I noticed a comment in the code indicating that a buffer size of 1024 had been chosen arbitrarily since the documentation for WlanReasonCodeToString provides no indication of how to automatically size the buffer correctly. This got me curious, and I've
just looked into the function's interface. I've come up with a methodology that can be used.
Based on my experimentation, WlanReasonCodeToString writes characters to the provided buffer until either it runs out of characters, or there is only space for one more character in the buffer. It then writes a null terminator and returns. If the buffer was
not large enough, it still returns successfuly, it simply returns a truncated message, and the last character in the buffer is a null terminator so that it is still a valid C-style string.

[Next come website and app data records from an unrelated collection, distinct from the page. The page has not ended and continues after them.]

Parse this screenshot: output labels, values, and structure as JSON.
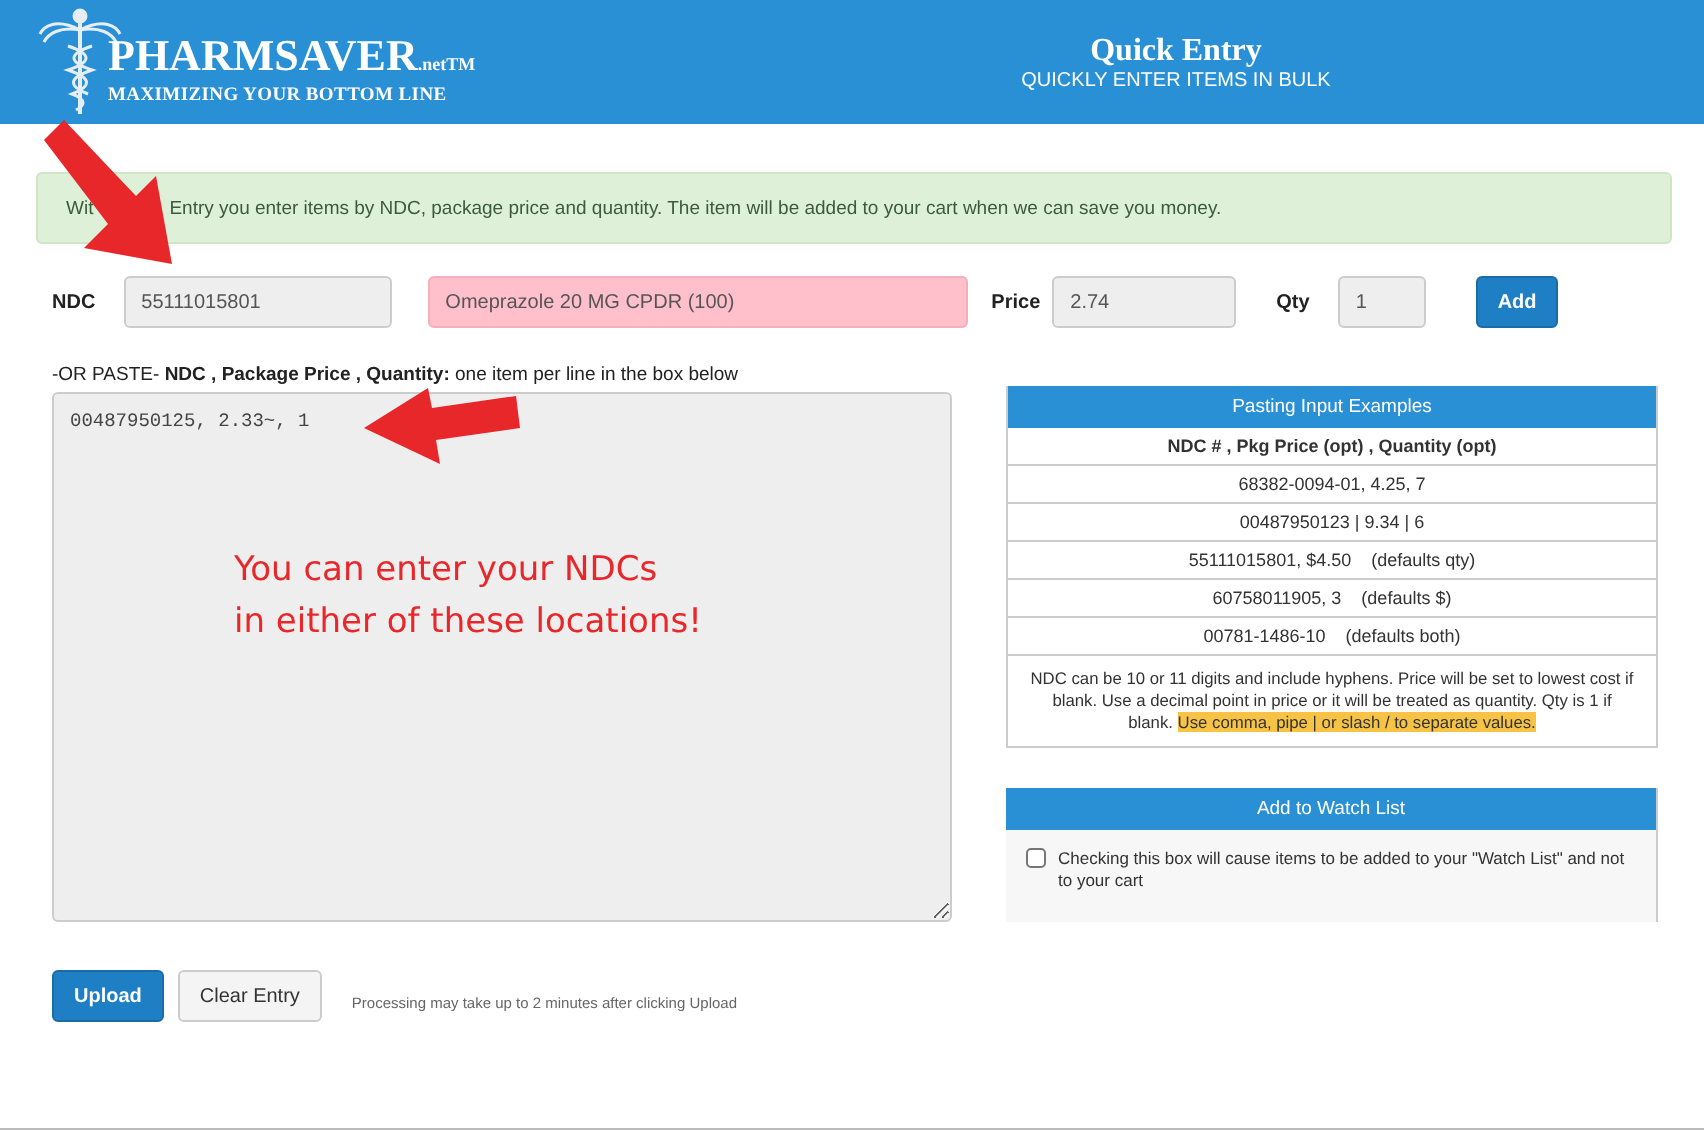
{
  "header": {
    "logo": "PHARMSAVER",
    "logo_suffix": ".net",
    "logo_tm": "TM",
    "tagline": "MAXIMIZING YOUR BOTTOM LINE",
    "title": "Quick Entry",
    "subtitle": "QUICKLY ENTER ITEMS IN BULK"
  },
  "info": [
    "Wit",
    "Entry you enter items by NDC, package price and quantity. The item will be added to your cart when we can save you money."
  ],
  "entry": {
    "ndc_label": "NDC",
    "ndc_value": "55111015801",
    "product": "Omeprazole 20 MG CPDR (100)",
    "price_label": "Price",
    "price_value": "2.74",
    "qty_label": "Qty",
    "qty_value": "1",
    "add_button": "Add"
  },
  "paste": {
    "label": "-OR PASTE- **NDC , Package Price , Quantity:** one item per line in the box below",
    "value": "00487950125, 2.33~, 1"
  },
  "examples": {
    "title": "Pasting Input Examples",
    "heading": "NDC # , Pkg Price (opt) , Quantity (opt)",
    "rows": [
      "68382-0094-01, 4.25, 7",
      "00487950123 | 9.34 | 6",
      "55111015801, $4.50    (defaults qty)",
      "60758011905, 3    (defaults $)",
      "00781-1486-10    (defaults both)"
    ],
    "note": "NDC can be 10 or 11 digits and include hyphens. Price will be set to lowest cost if blank. Use a decimal point in price or it will be treated as quantity. Qty is 1 if blank. ",
    "note_highlight": "Use comma, pipe | or slash / to separate values."
  },
  "watch": {
    "title": "Add to Watch List",
    "label": "Checking this box will cause items to be added to your \"Watch List\" and not to your cart",
    "checked": false
  },
  "buttons": {
    "upload": "Upload",
    "clear": "Clear Entry",
    "note": "Processing may take up to 2 minutes after clicking Upload"
  },
  "annotation": {
    "text_lines": [
      "You can enter your NDCs",
      "in either of these locations!"
    ]
  }
}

Based on this, there is no way to automatically detect if the buffer is exactly the correct size; the results are indistinguishable from the buffer being too short. If the buffer is at least one character larger than necessary, though, there will be
a null terminator character earlier than the last character of the buffer.
Therefore, the code can loop if the buffer only contains a null terminator in the very last position, trying a larger buffer, and the loop exits when the buffer has a null terminator in an earlier position. This should ensure that the full string is always